Best Friends Approach


Developed while Virginia Bell and David Troxel worked at the University of Kentucky Alzheimer’s Disease Research Center, the Best Friends™ Approach suggests that what a person suffering from dementia needs most is a “best friend,” be that a family member, friend or professional caregiver. A best friend is ideally suited to empathize with the situation, while remaining loving and positive and is dedicated to helping the person feel safe, secure and valued. The seven building blocks which serve as the foundation for the Best Friends Approach are included below:

Best Friends Approach Seven Building Blocks

  1. Recognizing the basic rights of a person with dementia. Embracing the points in the Dementia Bill of Rights. Helps us see and acknowledge the person beneath the cloak of dementia who deserves our best care and support and has the right to live with choice and dignity.


  1. Understanding what it’s like to have dementia. Behaviors seem less strange or unreasonable when you understand how dementia impacts the brain. Understanding what it’s like to have dementia helps us develop empathy, become more accepting and patient and better meet with compassion the needs of the person.


  1. Knowing and using the person’s life story. When persons with dementia forget their past, it’s up to their Best Friends to do the remembering for them. Collecting key social and personal history into a form – what we call the Life Story – helps us help the person to recall happy times and successes (a hole-in-one on the golf course or a community award) and gives us tools for redirection when the person is having a bad day (asking a woman who loves to bake to teach you how to make an apple pie).


  1. Knowing just what to say when communication is breaking down. Dementia damages a person’s ability to “make conversation,” express their wishes verbally, understand requests or remember directions. Best Friends understand the importance of slowing down and being present for the person with dementia, using good communication skills.


  1. Developing the “knack” of great dementia care. Knack is the “art of doing difficult things with ease,” or “clever tricks and strategies.” Acting as a Best Friend, our world view changes. We can practice patience and understanding. If the person says that she likes the current president, we don’t correct her. Instead we might say, “I like him too.”

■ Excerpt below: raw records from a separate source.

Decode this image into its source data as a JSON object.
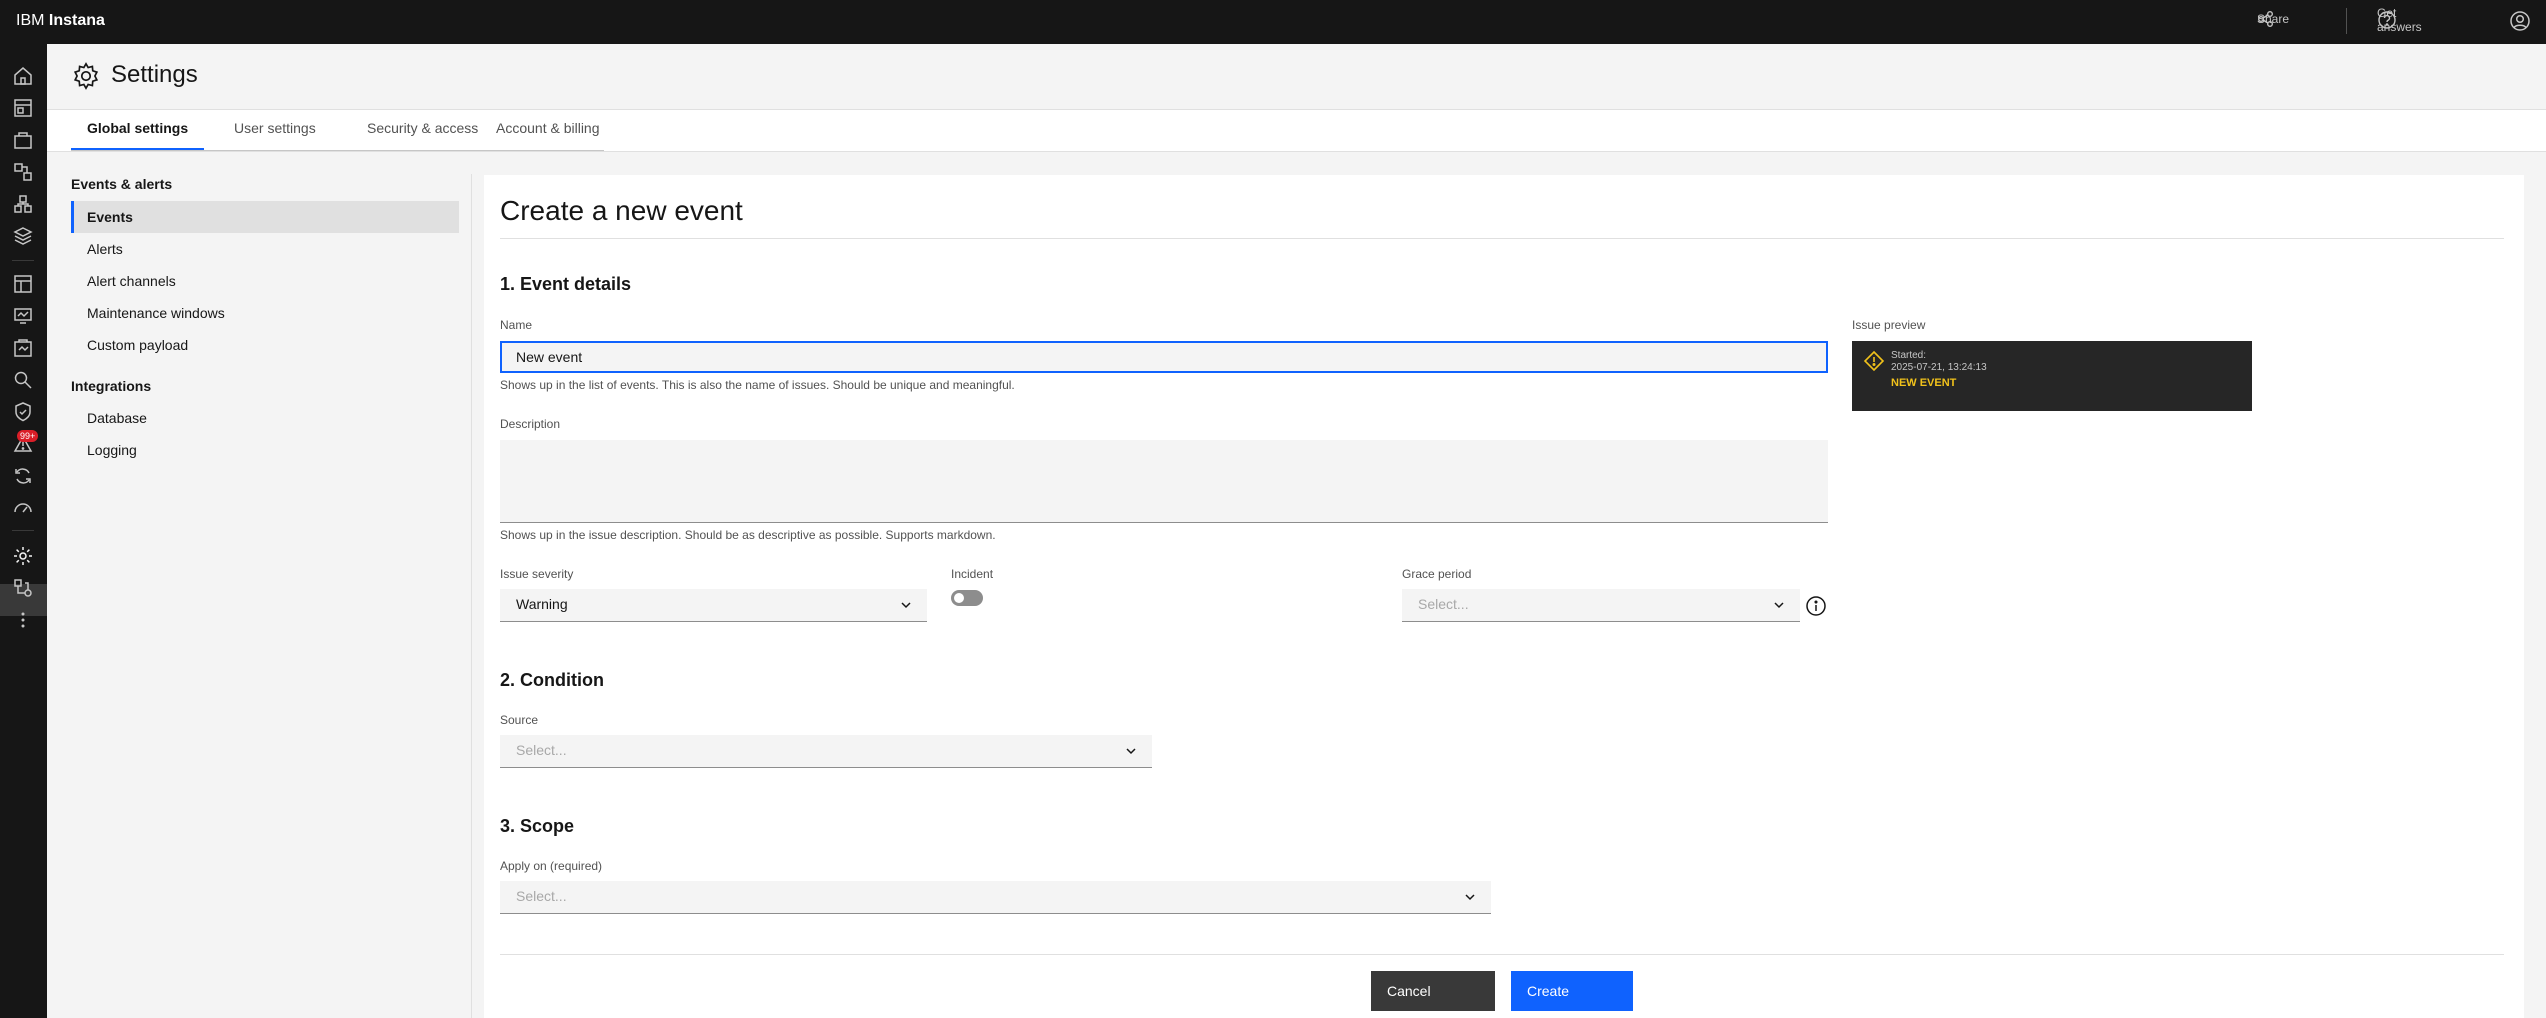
{
  "topbar": {
    "brand_ibm": "IBM",
    "brand_product": "Instana",
    "share_label": "Share",
    "get_answers_label": "Get answers"
  },
  "rail": {
    "alerts_badge": "99+"
  },
  "header": {
    "title": "Settings"
  },
  "tabs": [
    {
      "label": "Global settings",
      "active": true
    },
    {
      "label": "User settings",
      "active": false
    },
    {
      "label": "Security & access",
      "active": false
    },
    {
      "label": "Account & billing",
      "active": false
    }
  ],
  "side_nav": {
    "group1_title": "Events & alerts",
    "group1_items": [
      "Events",
      "Alerts",
      "Alert channels",
      "Maintenance windows",
      "Custom payload"
    ],
    "group2_title": "Integrations",
    "group2_items": [
      "Database",
      "Logging"
    ]
  },
  "form": {
    "title": "Create a new event",
    "section1": "1. Event details",
    "name_label": "Name",
    "name_value": "New event",
    "name_help": "Shows up in the list of events. This is also the name of issues. Should be unique and meaningful.",
    "description_label": "Description",
    "description_help": "Shows up in the issue description. Should be as descriptive as possible. Supports markdown.",
    "severity_label": "Issue severity",
    "severity_value": "Warning",
    "incident_label": "Incident",
    "incident_on": false,
    "grace_label": "Grace period",
    "grace_placeholder": "Select...",
    "section2": "2. Condition",
    "source_label": "Source",
    "source_placeholder": "Select...",
    "section3": "3. Scope",
    "apply_label": "Apply on (required)",
    "apply_placeholder": "Select...",
    "cancel_label": "Cancel",
    "create_label": "Create"
  },
  "preview": {
    "label": "Issue preview",
    "started_label": "Started:",
    "started_value": "2025-07-21, 13:24:13",
    "event_name": "NEW EVENT"
  },
  "colors": {
    "accent": "#0f62fe",
    "warning": "#f1c21b",
    "topbar": "#161616"
  }
}
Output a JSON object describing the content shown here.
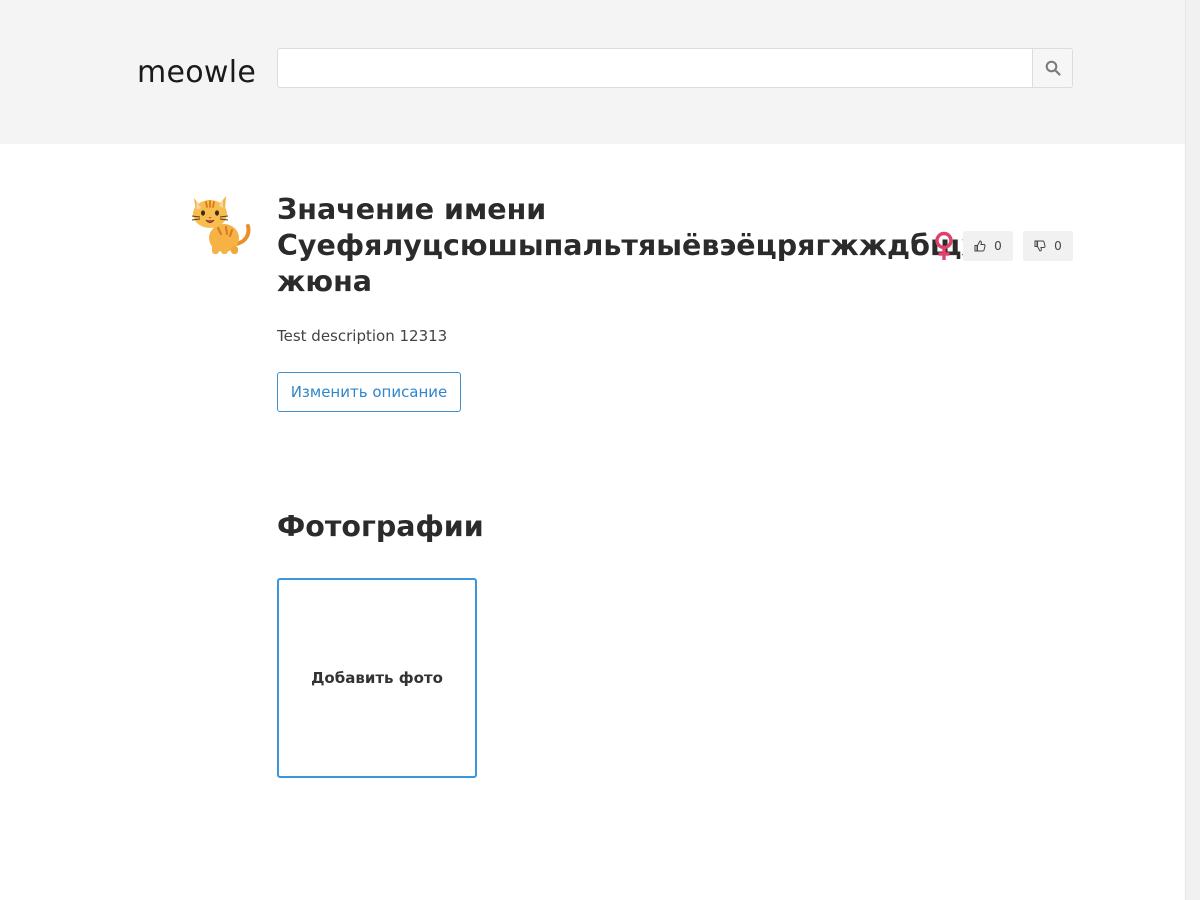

  1. Experiencing meaningful engagement throughout the day. Persons with dementia who no longer can take part in favorite activities or initiate new ones can easily become isolated, bored and frustrated. Best Friends understand that socialization is therapeutic and can fight depression, keep persons physically fit and foster feelings of happiness and success. Best Friends balance formal activities with unstructured, “in the moment” times that fill our days: taking a short walk, chatting, offering hand massages or doing simple chores together.


  1. Recasting the relationship and your language from staff to Best Friend. Use the language of friendship throughout your day. When a team meeting is called to discuss a behavior, ask how the staff can be a Best Friend to that resident. Rework job descriptions to emphasize the importance of relationship. During one-on-one time, let the person know that you appreciate the friendship. Using the phrase “Best Friends” and developing authentic relationships ultimately helps the person feel safe, secure and valued – and creates a caring community where all benefit.


Dementia doesn’t signal the end of learning, but rather requires new types of learning.

Excerpts from Larry’s book, titled “Reinventing Senior Living. The Art of Living With Purpose, Passion & Joy.

Reinventing Senior Living®

We believe that needing assistance and enjoying a rich, active lifestyle are not mutually exclusive. Your loved one deserves to have it all. At Tuscan Gardens®, they do. Contact us to discover the perfect setting for dignified living in a space that feels like home.